- Crossing the Color Line: race, sex, and the contested politics of colonialism in Ghana by Carina E. Ray
In this creatively and brilliantly conceived book, Carina Ray uses the story of interracial sexual relationships between European men and African women in the Gold Coast and African men and European women in Britain as an entry point into a much broader history of racial and gender relations. Throughout, one learns about the interconnectedness of sexual and racial politics to the big question of colonial ‘civilization’. The author’s carefully sourced and previously untapped primary sources from both Ghana and Britain, combined with her ingenuity, give beauty to historical writing. Her detailed archival materials and oral interviews allow her to move from specific colonial trials of interracial affairs to big narratives on the transatlantic movement of ideas, practices and families, and anti-colonial struggles within the British Empire. The photographs of multiracial families strategically placed throughout further put a human face on her narratives, and bring readers another step closer to the lived experience of historical agents and the societies that produced them. The eight closely connected chapters introduce change and continuity in the politics of race and sex in both the Gold Coast and Britain, the factors responsible for change, and how social and political transformation of colonial legitimacy reshaped perceptions of interracial relationships across race, class, gender and location.

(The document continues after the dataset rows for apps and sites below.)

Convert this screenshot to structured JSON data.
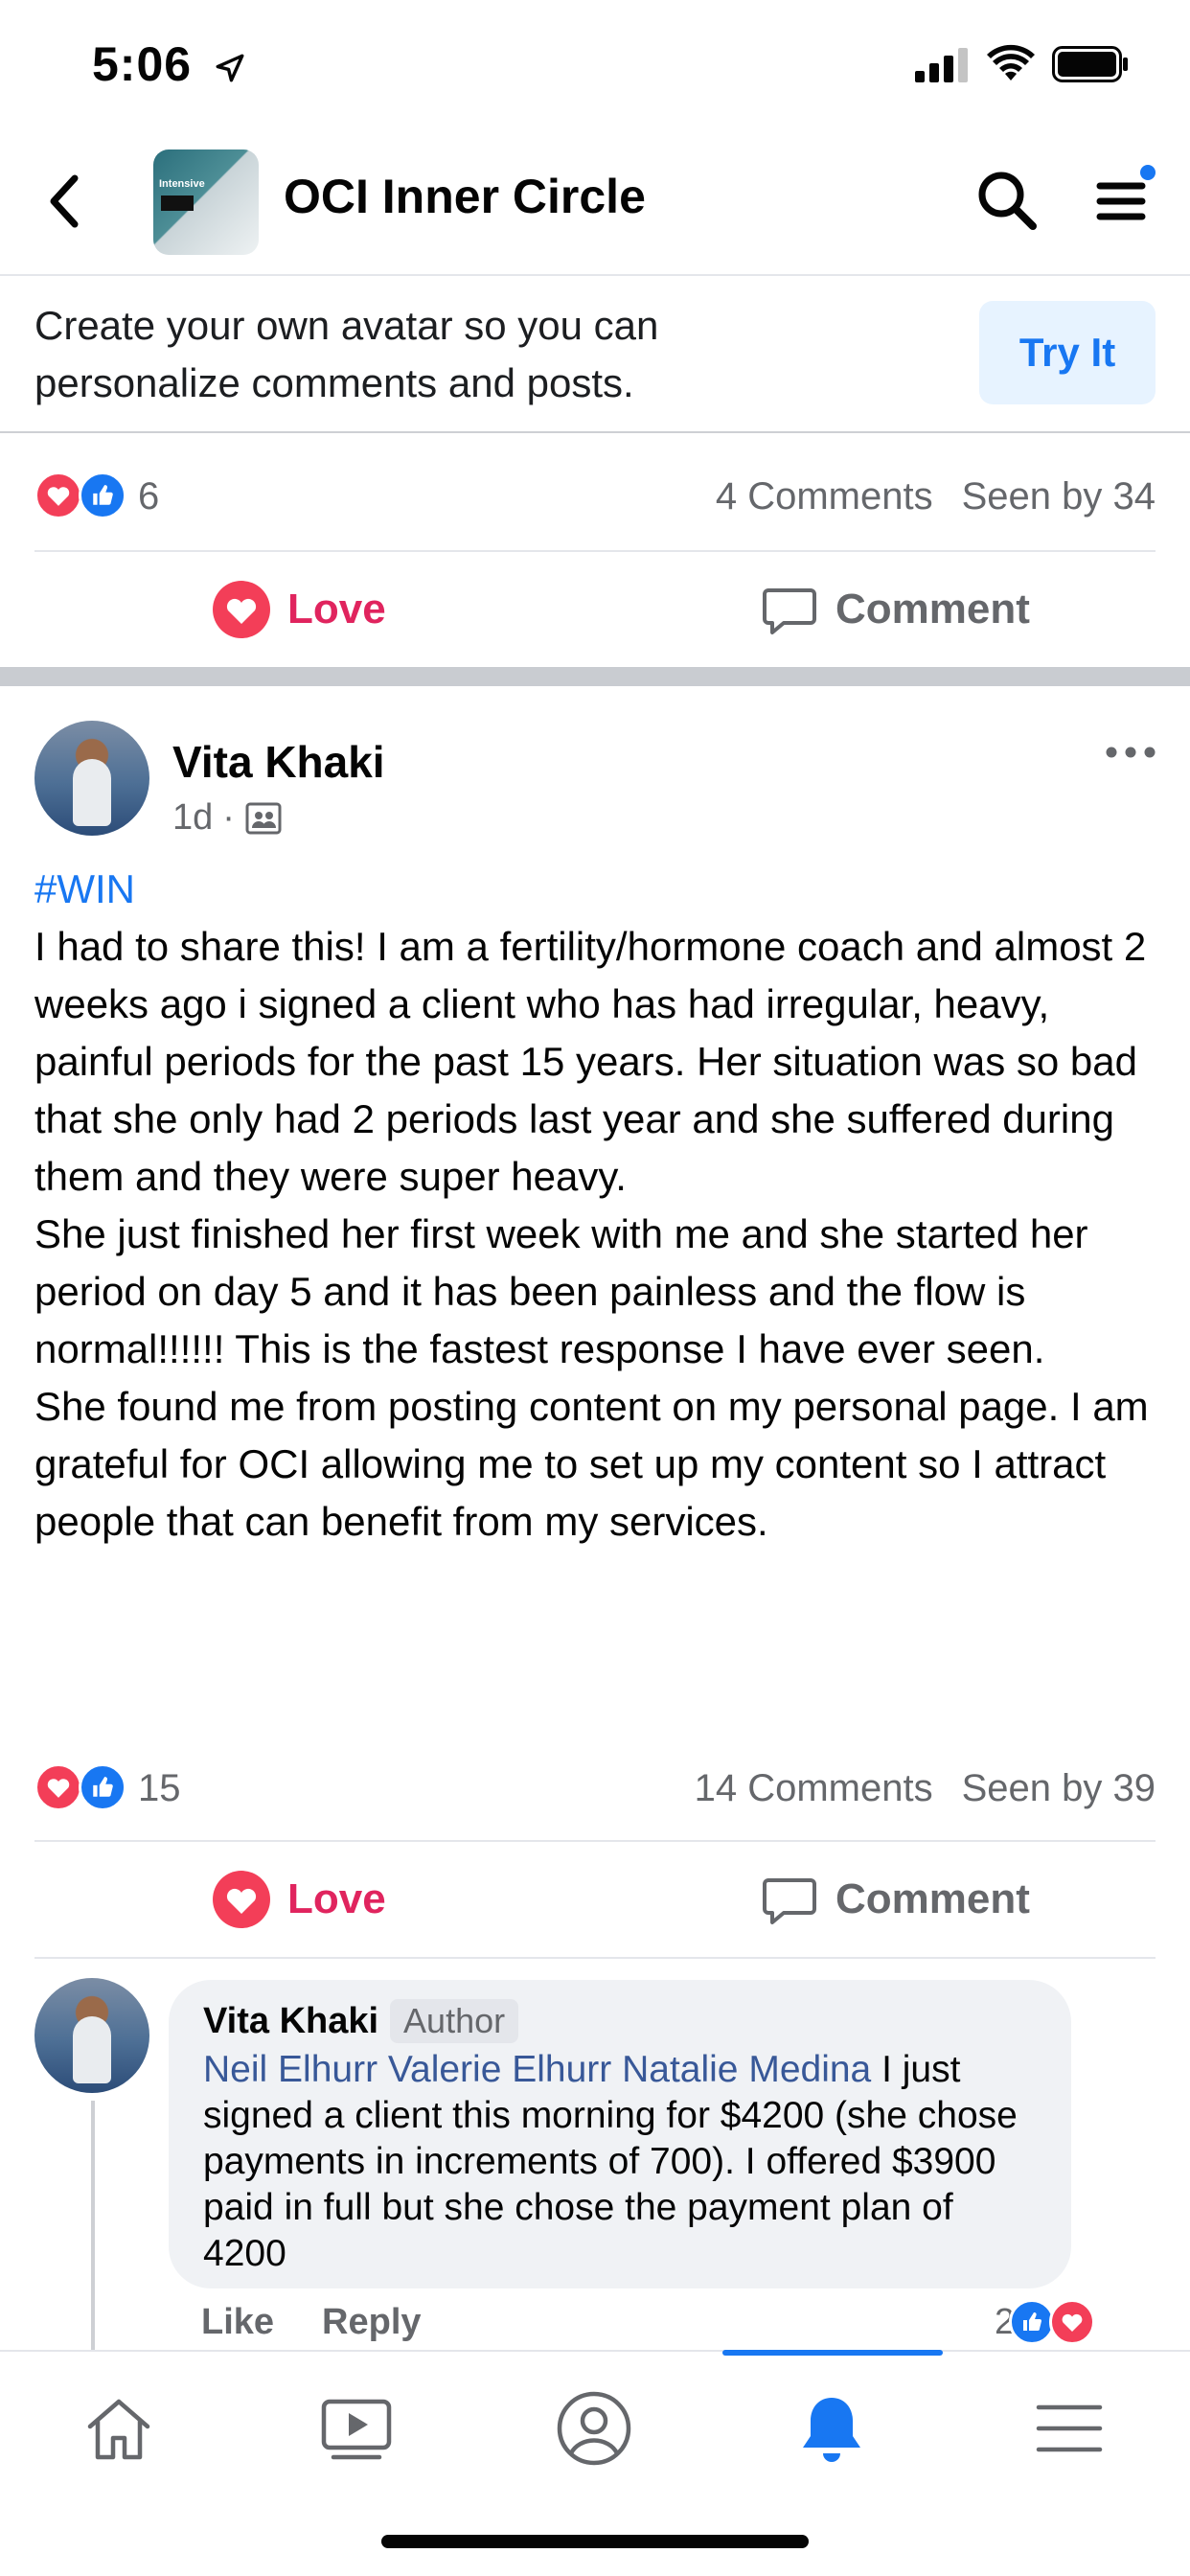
{
  "status_bar": {
    "time": "5:06"
  },
  "header": {
    "title": "OCI Inner Circle",
    "thumb_label": "Intensive"
  },
  "promo": {
    "text": "Create your own avatar so you can personalize comments and posts.",
    "button": "Try It"
  },
  "prev_post": {
    "reaction_count": "6",
    "comments": "4 Comments",
    "seen": "Seen by 34",
    "love_label": "Love",
    "comment_label": "Comment"
  },
  "post": {
    "author": "Vita Khaki",
    "time": "1d",
    "hashtag": "#WIN",
    "paragraphs": [
      "I had to share this! I am a fertility/hormone coach and almost 2 weeks ago i signed a client who has had irregular, heavy, painful periods for the past 15 years. Her situation was so bad that she only had 2 periods last year and she suffered during them and they were super heavy.",
      "She just finished her first week with me and she started her period on day 5 and it has been painless and the flow is normal!!!!!! This is the fastest response I have ever seen.",
      "She found me from posting content on my personal page. I am grateful for OCI allowing me to set up my content so I attract people that can benefit from my services."
    ],
    "reaction_count": "15",
    "comments": "14 Comments",
    "seen": "Seen by 39",
    "love_label": "Love",
    "comment_label": "Comment"
  },
  "comment": {
    "author": "Vita Khaki",
    "badge": "Author",
    "mentions": "Neil Elhurr Valerie Elhurr Natalie Medina",
    "text": " I just signed a client this morning for $4200 (she chose payments in increments of 700). I offered $3900 paid in full but she chose the payment plan of 4200",
    "like_label": "Like",
    "reply_label": "Reply",
    "reaction_count": "2"
  },
  "colors": {
    "accent": "#1877f2",
    "love": "#e0245e",
    "secondary_text": "#65676b"
  }
}
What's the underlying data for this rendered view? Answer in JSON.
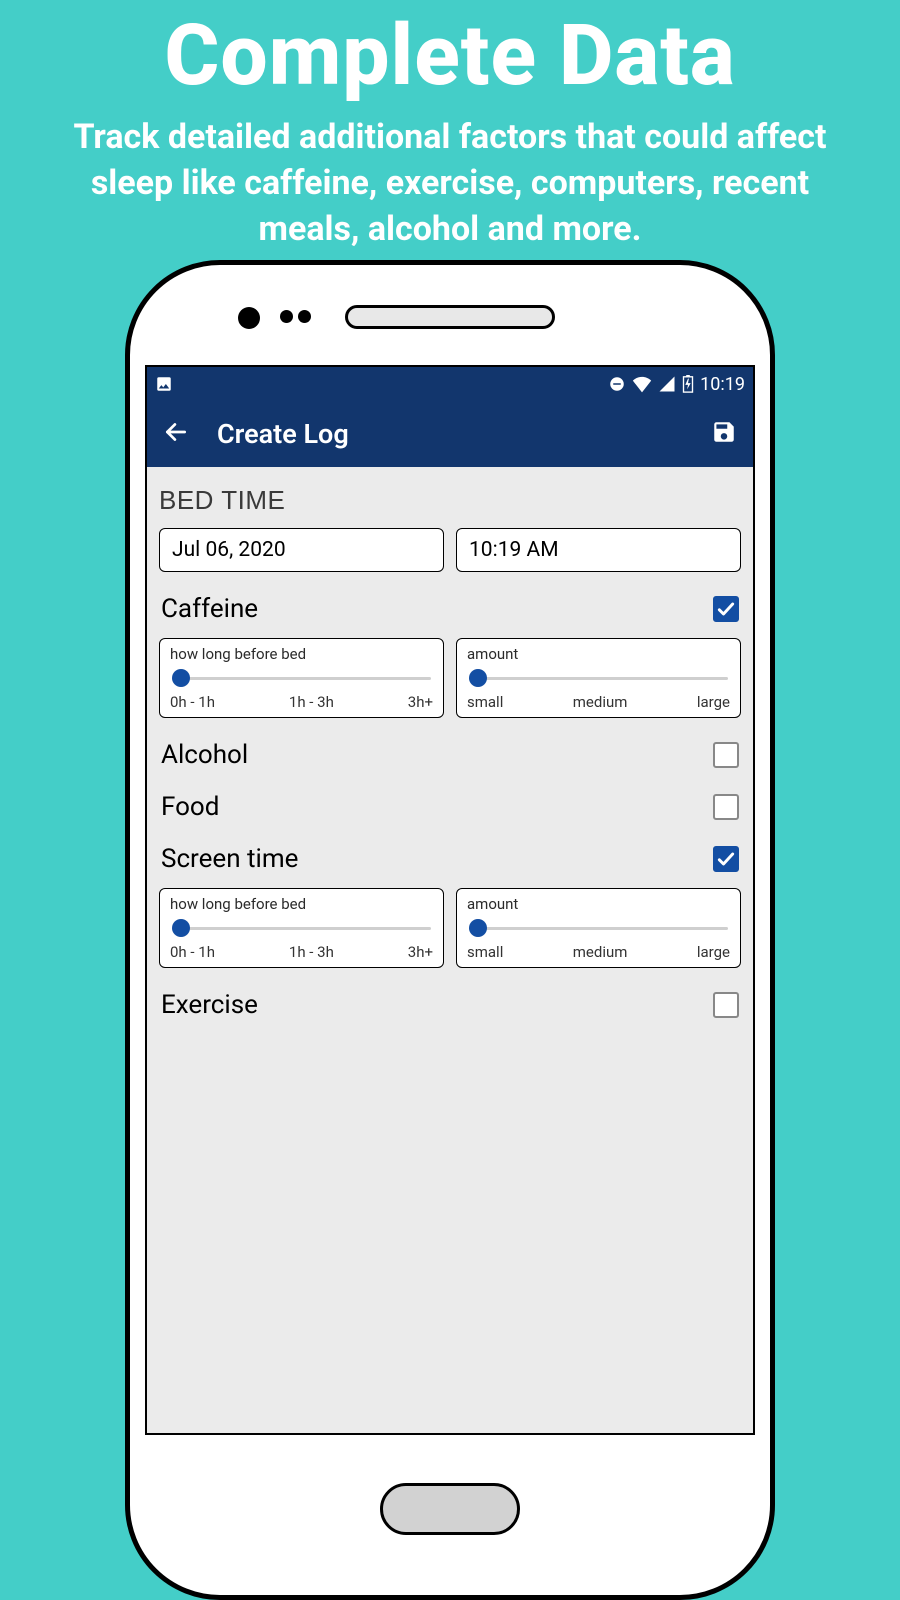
{
  "promo": {
    "headline": "Complete Data",
    "subhead": "Track detailed additional factors that could affect sleep like caffeine, exercise, computers, recent meals, alcohol and more."
  },
  "statusbar": {
    "time": "10:19"
  },
  "appbar": {
    "title": "Create Log"
  },
  "bedtime": {
    "label": "BED TIME",
    "date": "Jul 06, 2020",
    "time": "10:19 AM"
  },
  "slider_duration": {
    "title": "how long before bed",
    "ticks": [
      "0h - 1h",
      "1h - 3h",
      "3h+"
    ]
  },
  "slider_amount": {
    "title": "amount",
    "ticks": [
      "small",
      "medium",
      "large"
    ]
  },
  "factors": {
    "caffeine": {
      "label": "Caffeine",
      "checked": true
    },
    "alcohol": {
      "label": "Alcohol",
      "checked": false
    },
    "food": {
      "label": "Food",
      "checked": false
    },
    "screentime": {
      "label": "Screen time",
      "checked": true
    },
    "exercise": {
      "label": "Exercise",
      "checked": false
    }
  }
}
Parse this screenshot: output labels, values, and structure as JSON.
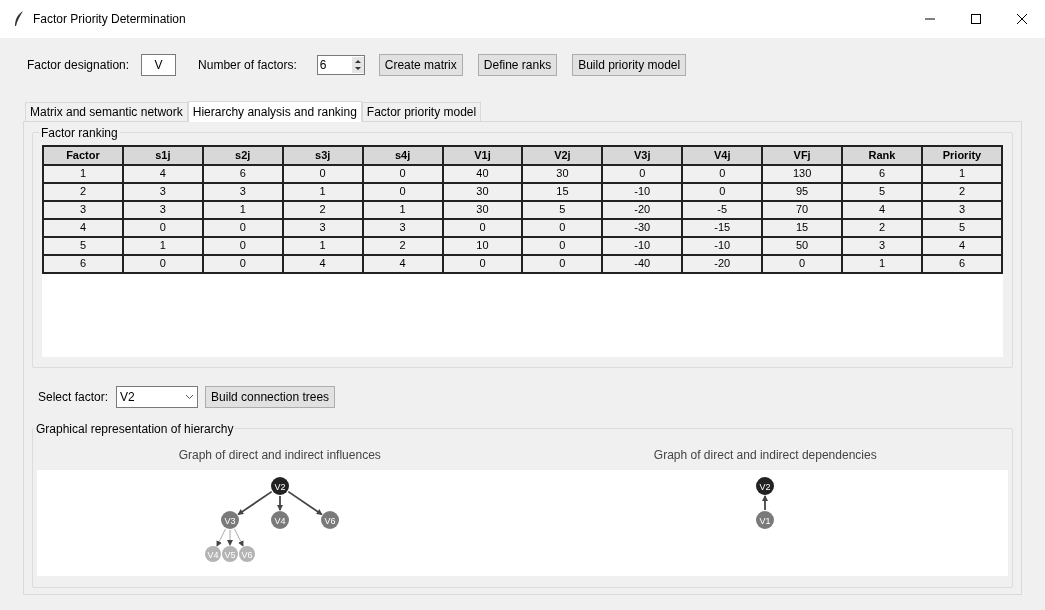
{
  "window": {
    "title": "Factor Priority Determination"
  },
  "toolbar": {
    "designation_label": "Factor designation:",
    "designation_value": "V",
    "count_label": "Number of factors:",
    "count_value": "6",
    "buttons": [
      "Create matrix",
      "Define ranks",
      "Build priority model"
    ]
  },
  "tabs": [
    {
      "label": "Matrix and semantic network",
      "selected": false
    },
    {
      "label": "Hierarchy analysis and ranking",
      "selected": true
    },
    {
      "label": "Factor priority model",
      "selected": false
    }
  ],
  "ranking": {
    "title": "Factor ranking",
    "columns": [
      "Factor",
      "s1j",
      "s2j",
      "s3j",
      "s4j",
      "V1j",
      "V2j",
      "V3j",
      "V4j",
      "VFj",
      "Rank",
      "Priority"
    ],
    "rows": [
      [
        "1",
        "4",
        "6",
        "0",
        "0",
        "40",
        "30",
        "0",
        "0",
        "130",
        "6",
        "1"
      ],
      [
        "2",
        "3",
        "3",
        "1",
        "0",
        "30",
        "15",
        "-10",
        "0",
        "95",
        "5",
        "2"
      ],
      [
        "3",
        "3",
        "1",
        "2",
        "1",
        "30",
        "5",
        "-20",
        "-5",
        "70",
        "4",
        "3"
      ],
      [
        "4",
        "0",
        "0",
        "3",
        "3",
        "0",
        "0",
        "-30",
        "-15",
        "15",
        "2",
        "5"
      ],
      [
        "5",
        "1",
        "0",
        "1",
        "2",
        "10",
        "0",
        "-10",
        "-10",
        "50",
        "3",
        "4"
      ],
      [
        "6",
        "0",
        "0",
        "4",
        "4",
        "0",
        "0",
        "-40",
        "-20",
        "0",
        "1",
        "6"
      ]
    ]
  },
  "select_factor": {
    "label": "Select factor:",
    "value": "V2",
    "button": "Build connection trees"
  },
  "hierarchy": {
    "title": "Graphical representation of hierarchy",
    "graphs": [
      {
        "title": "Graph of direct and indirect influences",
        "kind": "influences",
        "root": {
          "label": "V2",
          "children": [
            {
              "label": "V3",
              "children": [
                {
                  "label": "V4"
                },
                {
                  "label": "V5"
                },
                {
                  "label": "V6"
                }
              ]
            },
            {
              "label": "V4"
            },
            {
              "label": "V6"
            }
          ]
        }
      },
      {
        "title": "Graph of direct and indirect dependencies",
        "kind": "dependencies",
        "root": {
          "label": "V2",
          "children": [
            {
              "label": "V1"
            }
          ]
        }
      }
    ]
  }
}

Any Africanist familiar with trends in the scholarship on race, gender, sexuality and empire would not contest the significant contributions of Ray’s Crossing the Color Line to African studies. For one thing, this book is another successful attempt at putting sexuality in its rightful place in the general history of the colonial encounter in Africa. Instead of following the established discourse of ‘sex peril’ or anxiety over the alleged rape of European women by African men in settler colonies of East and Southern Africa, Ray’s book presents convincing arguments and narratives that humanize socio-sexual relations and removes them from the margins of criminality and violence. Interracial sexual relationships went beyond the over-flogged perspectives of coercion. While not ruling out sexual exploitation, men and women of different races, as Crossing the Color Line affirms, have the capacity to fall in love and establish sexual relations and conjugal affairs – like any other humans. The pseudo-intellectual construction of racial difference, which individuals and groups have used to divide and rule societies, was challenged as Africans and Europeans contracted sexual relationships on both long-and short-term bases. Multiracial couples risked the social and political implications of going against the grain to establish families, some of which lasted for a lifetime. Yet Europeans and Africans also formed sexual and conjugal relationships to enhance their socio-economic status. Hence, Ray argues that ‘Gold Coast women’s varied sexual engagements with European men were part of a broader spectrum of self-determination strategies that women employed in their efforts to wield more control over their lives’ (p. 12). These interracial relations went beyond secret or public affairs between couples – they powerfully shaped and invoked social discourses of power, right and privilege in both the Gold Coast and the metropole. They made significant inroads into the ordering and othering of colonial society.
Ray does not treat the colony and the metropole as separate spheres of political and social power. Rather, she creates a nuanced analysis that brings them into analytical dialogue in order to explore the contestation over interracial sexual relationships. This approach is important in coming to grips, first, with how practices travel and are transformed and domesticated in different locales and [End Page 193] in shifting circumstances. Second, it demonstrates that studies that treat racial politics as discrete local practices, impervious to external ideals, overlook the power of human agency in the rapidly globalizing world of the twentieth and twenty-first centuries. Third, and most importantly, it puts the anti-colonial movement in its merited place...